WHAT THIS TASK INVOLVES
Give back all of the data exactly.

DATA SUPPLIED

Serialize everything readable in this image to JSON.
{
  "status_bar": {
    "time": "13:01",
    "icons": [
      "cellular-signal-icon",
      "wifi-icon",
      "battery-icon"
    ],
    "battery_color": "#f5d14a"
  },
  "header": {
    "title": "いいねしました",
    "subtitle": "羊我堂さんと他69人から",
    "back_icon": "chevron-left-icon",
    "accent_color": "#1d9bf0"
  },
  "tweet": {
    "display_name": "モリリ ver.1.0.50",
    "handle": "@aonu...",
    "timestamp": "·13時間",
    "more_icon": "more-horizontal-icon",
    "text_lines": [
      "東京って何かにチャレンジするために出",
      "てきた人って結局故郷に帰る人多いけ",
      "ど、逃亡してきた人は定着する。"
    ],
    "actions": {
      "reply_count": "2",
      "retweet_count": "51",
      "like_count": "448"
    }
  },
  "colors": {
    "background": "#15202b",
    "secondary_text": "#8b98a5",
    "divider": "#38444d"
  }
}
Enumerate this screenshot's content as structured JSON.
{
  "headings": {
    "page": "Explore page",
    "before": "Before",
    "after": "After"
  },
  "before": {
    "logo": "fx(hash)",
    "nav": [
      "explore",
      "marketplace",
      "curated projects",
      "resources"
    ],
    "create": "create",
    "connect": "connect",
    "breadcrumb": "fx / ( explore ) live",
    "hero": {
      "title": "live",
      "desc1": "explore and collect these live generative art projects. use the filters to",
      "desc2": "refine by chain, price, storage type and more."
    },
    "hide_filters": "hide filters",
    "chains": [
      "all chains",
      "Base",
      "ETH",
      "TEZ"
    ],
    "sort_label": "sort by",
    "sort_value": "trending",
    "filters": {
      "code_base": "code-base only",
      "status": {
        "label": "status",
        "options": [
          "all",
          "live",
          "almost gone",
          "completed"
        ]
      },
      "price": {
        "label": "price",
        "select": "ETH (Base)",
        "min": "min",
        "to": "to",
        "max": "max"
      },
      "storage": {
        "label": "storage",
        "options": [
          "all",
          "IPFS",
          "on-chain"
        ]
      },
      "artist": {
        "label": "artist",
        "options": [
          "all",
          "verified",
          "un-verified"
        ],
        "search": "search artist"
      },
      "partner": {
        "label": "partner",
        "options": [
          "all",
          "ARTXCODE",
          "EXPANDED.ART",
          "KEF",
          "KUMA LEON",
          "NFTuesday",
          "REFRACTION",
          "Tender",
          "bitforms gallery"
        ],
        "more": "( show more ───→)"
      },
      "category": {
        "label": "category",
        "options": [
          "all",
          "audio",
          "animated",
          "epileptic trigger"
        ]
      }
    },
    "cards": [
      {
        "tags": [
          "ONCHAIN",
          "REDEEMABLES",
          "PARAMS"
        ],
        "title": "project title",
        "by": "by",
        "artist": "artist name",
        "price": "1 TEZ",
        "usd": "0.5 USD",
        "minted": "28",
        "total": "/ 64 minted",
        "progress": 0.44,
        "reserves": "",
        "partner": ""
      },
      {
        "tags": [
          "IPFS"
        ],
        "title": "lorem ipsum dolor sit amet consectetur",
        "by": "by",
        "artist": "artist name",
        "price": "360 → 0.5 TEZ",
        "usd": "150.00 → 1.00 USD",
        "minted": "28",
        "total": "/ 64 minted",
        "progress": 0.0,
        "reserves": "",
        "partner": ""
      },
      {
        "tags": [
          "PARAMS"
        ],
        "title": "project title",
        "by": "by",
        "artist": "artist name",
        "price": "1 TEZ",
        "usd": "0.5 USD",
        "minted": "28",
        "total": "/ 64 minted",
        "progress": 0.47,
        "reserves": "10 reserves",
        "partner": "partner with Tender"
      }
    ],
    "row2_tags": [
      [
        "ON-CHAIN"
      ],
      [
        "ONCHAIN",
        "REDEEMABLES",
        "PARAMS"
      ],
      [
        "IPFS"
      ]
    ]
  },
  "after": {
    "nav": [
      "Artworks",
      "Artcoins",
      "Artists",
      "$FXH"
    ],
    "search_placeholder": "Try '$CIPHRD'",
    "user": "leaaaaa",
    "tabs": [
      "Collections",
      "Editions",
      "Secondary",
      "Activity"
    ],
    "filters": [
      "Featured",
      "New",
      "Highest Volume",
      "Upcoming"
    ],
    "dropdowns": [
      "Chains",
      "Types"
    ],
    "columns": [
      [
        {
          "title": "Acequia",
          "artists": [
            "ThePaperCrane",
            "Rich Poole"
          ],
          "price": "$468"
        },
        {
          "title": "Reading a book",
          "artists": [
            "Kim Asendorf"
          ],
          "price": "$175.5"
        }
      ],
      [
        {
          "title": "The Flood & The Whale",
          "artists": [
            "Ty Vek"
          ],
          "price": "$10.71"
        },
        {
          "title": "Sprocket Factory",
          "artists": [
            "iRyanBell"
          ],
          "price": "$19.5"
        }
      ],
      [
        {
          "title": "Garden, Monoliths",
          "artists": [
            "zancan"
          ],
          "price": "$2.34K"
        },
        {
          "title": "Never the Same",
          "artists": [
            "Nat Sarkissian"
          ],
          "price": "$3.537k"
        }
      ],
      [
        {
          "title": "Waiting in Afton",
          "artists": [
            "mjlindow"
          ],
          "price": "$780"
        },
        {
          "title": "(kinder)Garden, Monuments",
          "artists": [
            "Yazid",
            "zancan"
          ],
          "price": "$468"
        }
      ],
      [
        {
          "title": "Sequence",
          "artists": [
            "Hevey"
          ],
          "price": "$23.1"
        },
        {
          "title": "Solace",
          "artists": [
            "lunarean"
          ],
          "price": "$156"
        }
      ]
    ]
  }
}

SOLVED PROBLEM
Serialize everything readable in this image to JSON.
{
  "status_bar": {
    "time": "13:01",
    "icons": [
      "cellular-signal-icon",
      "wifi-icon",
      "battery-icon"
    ],
    "battery_color": "#f5d14a"
  },
  "header": {
    "title": "いいねしました",
    "subtitle": "羊我堂さんと他69人から",
    "back_icon": "chevron-left-icon",
    "accent_color": "#1d9bf0"
  },
  "tweet": {
    "display_name": "モリリ ver.1.0.50",
    "handle": "@aonu...",
    "timestamp": "·13時間",
    "more_icon": "more-horizontal-icon",
    "text_lines": [
      "東京って何かにチャレンジするために出",
      "てきた人って結局故郷に帰る人多いけ",
      "ど、逃亡してきた人は定着する。"
    ],
    "actions": {
      "reply_count": "2",
      "retweet_count": "51",
      "like_count": "448"
    }
  },
  "colors": {
    "background": "#15202b",
    "secondary_text": "#8b98a5",
    "divider": "#38444d"
  }
}
Enumerate this screenshot's content as structured JSON.
{
  "headings": {
    "page": "Explore page",
    "before": "Before",
    "after": "After"
  },
  "before": {
    "logo": "fx(hash)",
    "nav": [
      "explore",
      "marketplace",
      "curated projects",
      "resources"
    ],
    "create": "create",
    "connect": "connect",
    "breadcrumb": "fx / ( explore ) live",
    "hero": {
      "title": "live",
      "desc1": "explore and collect these live generative art projects. use the filters to",
      "desc2": "refine by chain, price, storage type and more."
    },
    "hide_filters": "hide filters",
    "chains": [
      "all chains",
      "Base",
      "ETH",
      "TEZ"
    ],
    "sort_label": "sort by",
    "sort_value": "trending",
    "filters": {
      "code_base": "code-base only",
      "status": {
        "label": "status",
        "options": [
          "all",
          "live",
          "almost gone",
          "completed"
        ]
      },
      "price": {
        "label": "price",
        "select": "ETH (Base)",
        "min": "min",
        "to": "to",
        "max": "max"
      },
      "storage": {
        "label": "storage",
        "options": [
          "all",
          "IPFS",
          "on-chain"
        ]
      },
      "artist": {
        "label": "artist",
        "options": [
          "all",
          "verified",
          "un-verified"
        ],
        "search": "search artist"
      },
      "partner": {
        "label": "partner",
        "options": [
          "all",
          "ARTXCODE",
          "EXPANDED.ART",
          "KEF",
          "KUMA LEON",
          "NFTuesday",
          "REFRACTION",
          "Tender",
          "bitforms gallery"
        ],
        "more": "( show more ───→)"
      },
      "category": {
        "label": "category",
        "options": [
          "all",
          "audio",
          "animated",
          "epileptic trigger"
        ]
      }
    },
    "cards": [
      {
        "tags": [
          "ONCHAIN",
          "REDEEMABLES",
          "PARAMS"
        ],
        "title": "project title",
        "by": "by",
        "artist": "artist name",
        "price": "1 TEZ",
        "usd": "0.5 USD",
        "minted": "28",
        "total": "/ 64 minted",
        "progress": 0.44,
        "reserves": "",
        "partner": ""
      },
      {
        "tags": [
          "IPFS"
        ],
        "title": "lorem ipsum dolor sit amet consectetur",
        "by": "by",
        "artist": "artist name",
        "price": "360 → 0.5 TEZ",
        "usd": "150.00 → 1.00 USD",
        "minted": "28",
        "total": "/ 64 minted",
        "progress": 0.0,
        "reserves": "",
        "partner": ""
      },
      {
        "tags": [
          "PARAMS"
        ],
        "title": "project title",
        "by": "by",
        "artist": "artist name",
        "price": "1 TEZ",
        "usd": "0.5 USD",
        "minted": "28",
        "total": "/ 64 minted",
        "progress": 0.47,
        "reserves": "10 reserves",
        "partner": "partner with Tender"
      }
    ],
    "row2_tags": [
      [
        "ON-CHAIN"
      ],
      [
        "ONCHAIN",
        "REDEEMABLES",
        "PARAMS"
      ],
      [
        "IPFS"
      ]
    ]
  },
  "after": {
    "nav": [
      "Artworks",
      "Artcoins",
      "Artists",
      "$FXH"
    ],
    "search_placeholder": "Try '$CIPHRD'",
    "user": "leaaaaa",
    "tabs": [
      "Collections",
      "Editions",
      "Secondary",
      "Activity"
    ],
    "filters": [
      "Featured",
      "New",
      "Highest Volume",
      "Upcoming"
    ],
    "dropdowns": [
      "Chains",
      "Types"
    ],
    "columns": [
      [
        {
          "title": "Acequia",
          "artists": [
            "ThePaperCrane",
            "Rich Poole"
          ],
          "price": "$468"
        },
        {
          "title": "Reading a book",
          "artists": [
            "Kim Asendorf"
          ],
          "price": "$175.5"
        }
      ],
      [
        {
          "title": "The Flood & The Whale",
          "artists": [
            "Ty Vek"
          ],
          "price": "$10.71"
        },
        {
          "title": "Sprocket Factory",
          "artists": [
            "iRyanBell"
          ],
          "price": "$19.5"
        }
      ],
      [
        {
          "title": "Garden, Monoliths",
          "artists": [
            "zancan"
          ],
          "price": "$2.34K"
        },
        {
          "title": "Never the Same",
          "artists": [
            "Nat Sarkissian"
          ],
          "price": "$3.537k"
        }
      ],
      [
        {
          "title": "Waiting in Afton",
          "artists": [
            "mjlindow"
          ],
          "price": "$780"
        },
        {
          "title": "(kinder)Garden, Monuments",
          "artists": [
            "Yazid",
            "zancan"
          ],
          "price": "$468"
        }
      ],
      [
        {
          "title": "Sequence",
          "artists": [
            "Hevey"
          ],
          "price": "$23.1"
        },
        {
          "title": "Solace",
          "artists": [
            "lunarean"
          ],
          "price": "$156"
        }
      ]
    ]
  }
}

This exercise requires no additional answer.